The Insurance Fraud Taskforce has called for the Government to direct older claims to the small claims process and for recoverable costs in late notification injury claims to be reduced by 50% in a bid to discourage fraud.
It said that the Government should take action to reduce recoverable costs if a claim is brought six months after an accident for a minor injury.
The taskforce, set up a year ago by the Government, has made the recommendations as part of its final report on insurance fraud in the UK.
Following 12 months of “intensive investigation and discussions” among the many different stakeholders involved in the insurance sector, the taskforce has also advised Ministers to introduce a damages award range for soft tissue injuries, and to force the Solicitor’s’ Regulation Authority (SRA) to work with the Claims Management Companies’ (CMC) regulator to properly and strongly enforce referral fee bans.
It also said that the Government should develop and deliver a coherent regulatory strategy to clamp down nuisance calls and texts to reduce the number of honest customers being coerced into making spurious claims.
Economic Secretary to the Treasury Harriett Baldwin and Minster of State for Justice Lord Faulks welcomed the recommendations, which were announced at a British Insurance Brokers Association’s (BIBA) Parliamentary Reception.
Baldwin said: “A key part of our long term plan is to make sure that the insurance industry works for consumers. That’s why we launched the Insurance Fraud Taskforce in January 2015 to tackle insurance fraud.
“After a year of valuable research and groundbreaking dialogue, I welcome the recommendations that have been published today. These recommendations will galvanise our collective efforts to tackle insurance fraud, and will ultimately reduce costs for consumers.”
The taskforce also noted that insurance fraud is not always recognised as criminal activity. It said that it was therefore vital that the insurance sector took steps “to curb a culture of distrust trust towards the industry and a lack of popular understanding of how insurance works”. To help do this, it said that insurers should make application and claims forms easier to understand and launch new anti-fraud campaigns.
Speaking at the launch of the recommendations, Graeme Trudgill, executive director at BIBA, said that the incidence and cost of insurance fraud had been increasing, with the impact being felt by honest customers.
“We are pleased that the separate recommendations of the independent review of claims management regulation undertaken by Carol Brady [non-executive board member of the Claims Management Regulator], have been referenced in the taskforce recommendations as we believe stronger regulation and enforcement is key to helping reduce fraud.
“It is clear that the ban on referral fees has not been properly policed and in our Manifesto BIBA has also called for a level playing in terms of the regulation of CMCs and for more supervision of these companies. To see this in the Taskforce recommendations is great news for the insurance industry and its customers.”

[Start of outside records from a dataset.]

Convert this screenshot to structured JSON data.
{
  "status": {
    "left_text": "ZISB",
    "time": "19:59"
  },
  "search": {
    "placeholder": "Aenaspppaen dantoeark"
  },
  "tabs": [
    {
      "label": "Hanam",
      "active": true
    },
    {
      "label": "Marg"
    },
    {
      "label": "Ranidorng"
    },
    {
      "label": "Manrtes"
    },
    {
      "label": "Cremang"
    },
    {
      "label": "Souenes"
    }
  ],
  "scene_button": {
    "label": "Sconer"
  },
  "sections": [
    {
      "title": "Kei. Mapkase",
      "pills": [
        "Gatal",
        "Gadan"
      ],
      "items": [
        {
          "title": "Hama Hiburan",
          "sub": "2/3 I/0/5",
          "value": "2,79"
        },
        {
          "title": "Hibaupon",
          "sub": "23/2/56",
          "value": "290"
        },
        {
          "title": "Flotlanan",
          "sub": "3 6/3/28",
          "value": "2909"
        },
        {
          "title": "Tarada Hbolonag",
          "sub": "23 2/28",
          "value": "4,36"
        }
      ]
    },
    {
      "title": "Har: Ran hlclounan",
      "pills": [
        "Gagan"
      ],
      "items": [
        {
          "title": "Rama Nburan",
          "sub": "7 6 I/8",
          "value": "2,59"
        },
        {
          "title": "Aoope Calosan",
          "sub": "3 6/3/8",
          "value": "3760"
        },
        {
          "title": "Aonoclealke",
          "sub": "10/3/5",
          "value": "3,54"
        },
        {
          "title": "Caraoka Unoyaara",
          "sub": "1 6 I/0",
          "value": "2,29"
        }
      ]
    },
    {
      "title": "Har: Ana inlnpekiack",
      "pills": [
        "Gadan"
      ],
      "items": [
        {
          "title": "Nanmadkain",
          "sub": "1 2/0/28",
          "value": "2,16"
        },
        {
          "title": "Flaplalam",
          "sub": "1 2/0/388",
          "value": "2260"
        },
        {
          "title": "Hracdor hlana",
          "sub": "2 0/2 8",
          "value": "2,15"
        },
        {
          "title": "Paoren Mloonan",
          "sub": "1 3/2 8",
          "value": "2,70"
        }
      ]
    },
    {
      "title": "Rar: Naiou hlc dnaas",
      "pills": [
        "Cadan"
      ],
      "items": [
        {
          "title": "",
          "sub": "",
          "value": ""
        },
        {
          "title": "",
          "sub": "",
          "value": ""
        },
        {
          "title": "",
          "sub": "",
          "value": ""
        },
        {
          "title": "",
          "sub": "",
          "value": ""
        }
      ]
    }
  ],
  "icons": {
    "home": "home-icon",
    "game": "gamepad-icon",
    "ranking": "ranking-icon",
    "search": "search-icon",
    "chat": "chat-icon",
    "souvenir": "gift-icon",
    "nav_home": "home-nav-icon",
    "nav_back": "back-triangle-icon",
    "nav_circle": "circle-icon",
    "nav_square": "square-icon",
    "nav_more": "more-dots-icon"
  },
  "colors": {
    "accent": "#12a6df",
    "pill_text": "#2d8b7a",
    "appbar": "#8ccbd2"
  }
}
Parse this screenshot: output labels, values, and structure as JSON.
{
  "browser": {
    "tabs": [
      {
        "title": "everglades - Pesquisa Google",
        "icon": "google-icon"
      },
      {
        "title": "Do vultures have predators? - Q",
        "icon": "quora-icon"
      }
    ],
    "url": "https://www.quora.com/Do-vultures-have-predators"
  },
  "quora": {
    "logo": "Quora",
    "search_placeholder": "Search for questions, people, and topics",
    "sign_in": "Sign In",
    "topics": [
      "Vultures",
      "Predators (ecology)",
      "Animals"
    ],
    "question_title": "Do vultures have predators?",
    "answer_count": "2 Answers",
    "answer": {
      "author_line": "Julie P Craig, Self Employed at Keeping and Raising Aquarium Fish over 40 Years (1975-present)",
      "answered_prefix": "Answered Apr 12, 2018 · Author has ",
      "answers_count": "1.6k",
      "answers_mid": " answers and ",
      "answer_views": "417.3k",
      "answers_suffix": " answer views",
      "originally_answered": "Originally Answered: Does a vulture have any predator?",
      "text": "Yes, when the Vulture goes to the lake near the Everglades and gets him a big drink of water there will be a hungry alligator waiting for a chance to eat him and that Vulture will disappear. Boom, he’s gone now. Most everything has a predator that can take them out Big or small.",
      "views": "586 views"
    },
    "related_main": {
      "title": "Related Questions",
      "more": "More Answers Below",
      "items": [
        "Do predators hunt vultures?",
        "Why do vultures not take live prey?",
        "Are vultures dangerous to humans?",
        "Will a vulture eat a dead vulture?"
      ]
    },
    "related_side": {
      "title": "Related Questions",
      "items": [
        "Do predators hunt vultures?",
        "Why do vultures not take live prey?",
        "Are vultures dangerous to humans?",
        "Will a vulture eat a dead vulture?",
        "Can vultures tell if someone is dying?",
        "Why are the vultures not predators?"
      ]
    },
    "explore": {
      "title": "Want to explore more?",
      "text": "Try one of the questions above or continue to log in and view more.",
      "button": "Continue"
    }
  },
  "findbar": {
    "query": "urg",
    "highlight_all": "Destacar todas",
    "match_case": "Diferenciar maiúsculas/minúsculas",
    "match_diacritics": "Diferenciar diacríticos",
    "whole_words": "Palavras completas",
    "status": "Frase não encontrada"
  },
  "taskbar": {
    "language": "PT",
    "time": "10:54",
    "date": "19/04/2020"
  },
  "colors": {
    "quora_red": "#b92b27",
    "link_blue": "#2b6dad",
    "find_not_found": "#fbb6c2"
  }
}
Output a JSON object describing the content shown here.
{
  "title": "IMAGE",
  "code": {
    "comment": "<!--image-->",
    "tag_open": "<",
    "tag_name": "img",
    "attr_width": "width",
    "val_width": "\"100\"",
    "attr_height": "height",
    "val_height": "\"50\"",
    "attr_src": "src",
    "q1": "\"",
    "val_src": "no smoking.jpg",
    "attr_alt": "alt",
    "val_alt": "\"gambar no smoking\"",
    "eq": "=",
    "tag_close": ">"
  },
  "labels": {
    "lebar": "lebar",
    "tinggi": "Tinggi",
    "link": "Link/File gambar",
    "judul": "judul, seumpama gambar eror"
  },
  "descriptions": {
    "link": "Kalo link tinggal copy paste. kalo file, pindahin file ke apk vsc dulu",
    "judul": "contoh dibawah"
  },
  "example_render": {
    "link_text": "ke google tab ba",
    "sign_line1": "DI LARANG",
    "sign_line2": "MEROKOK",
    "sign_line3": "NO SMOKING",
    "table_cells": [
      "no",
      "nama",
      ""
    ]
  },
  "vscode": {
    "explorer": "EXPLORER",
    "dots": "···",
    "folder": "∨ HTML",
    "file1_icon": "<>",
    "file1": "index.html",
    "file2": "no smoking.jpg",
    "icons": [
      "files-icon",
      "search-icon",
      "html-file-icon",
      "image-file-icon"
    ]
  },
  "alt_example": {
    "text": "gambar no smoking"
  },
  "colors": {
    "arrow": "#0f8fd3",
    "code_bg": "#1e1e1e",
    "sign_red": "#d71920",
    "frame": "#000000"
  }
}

Chaired by former Law Commissioner David Hertzell, the taskforce was made up of representatives from the Association of British Insurers, BIBA, the Insurance Fraud Bureau, the Financial Services Consumer Panel, Citizens Advice and the Financial Ombudsman Service.